── DATA FOR PROCESSING

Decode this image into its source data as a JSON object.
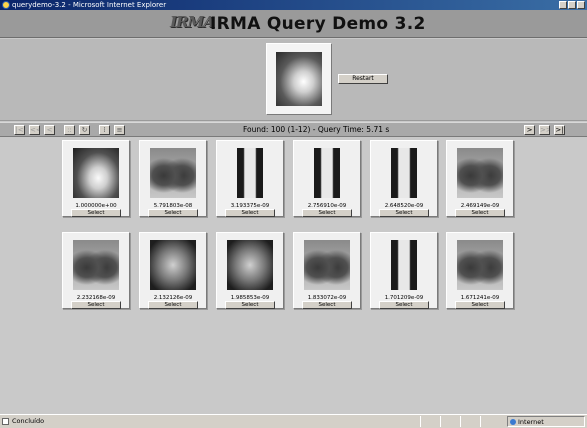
{
  "window": {
    "title": "querydemo-3.2 - Microsoft Internet Explorer"
  },
  "header": {
    "logo": "IRMA",
    "title": "IRMA Query Demo 3.2"
  },
  "query": {
    "restart_label": "Restart"
  },
  "navbar": {
    "found_text": "Found: 100 (1-12) - Query Time: 5.71 s",
    "first_glyph": "|<",
    "prev_fast_glyph": "<<",
    "prev_glyph": "<",
    "grid_small_glyph": "::",
    "refresh_glyph": "↻",
    "grid_glyph": "⁞",
    "list_glyph": "≡",
    "next_glyph": ">",
    "next_fast_glyph": ">>",
    "last_glyph": ">|"
  },
  "results": [
    {
      "value": "1.000000e+00",
      "select_label": "Select",
      "kind": "stomach"
    },
    {
      "value": "5.791803e-08",
      "select_label": "Select",
      "kind": "chest"
    },
    {
      "value": "3.193375e-09",
      "select_label": "Select",
      "kind": "hand"
    },
    {
      "value": "2.756910e-09",
      "select_label": "Select",
      "kind": "hand"
    },
    {
      "value": "2.648520e-09",
      "select_label": "Select",
      "kind": "hand"
    },
    {
      "value": "2.469149e-09",
      "select_label": "Select",
      "kind": "chest"
    },
    {
      "value": "2.232168e-09",
      "select_label": "Select",
      "kind": "chest"
    },
    {
      "value": "2.132126e-09",
      "select_label": "Select",
      "kind": "abdomen"
    },
    {
      "value": "1.985853e-09",
      "select_label": "Select",
      "kind": "abdomen"
    },
    {
      "value": "1.833072e-09",
      "select_label": "Select",
      "kind": "chest"
    },
    {
      "value": "1.701209e-09",
      "select_label": "Select",
      "kind": "hand"
    },
    {
      "value": "1.671241e-09",
      "select_label": "Select",
      "kind": "chest"
    }
  ],
  "statusbar": {
    "status_text": "Concluído",
    "zone_text": "Internet"
  },
  "colors": {
    "titlebar": "#0a246a",
    "header": "#9a9a9a",
    "background": "#c9c9c9"
  }
}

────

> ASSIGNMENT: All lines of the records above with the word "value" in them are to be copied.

> TASK RESPONSE:
      "value": "1.000000e+00",
      "value": "5.791803e-08",
      "value": "3.193375e-09",
      "value": "2.756910e-09",
      "value": "2.648520e-09",
      "value": "2.469149e-09",
      "value": "2.232168e-09",
      "value": "2.132126e-09",
      "value": "1.985853e-09",
      "value": "1.833072e-09",
      "value": "1.701209e-09",
      "value": "1.671241e-09",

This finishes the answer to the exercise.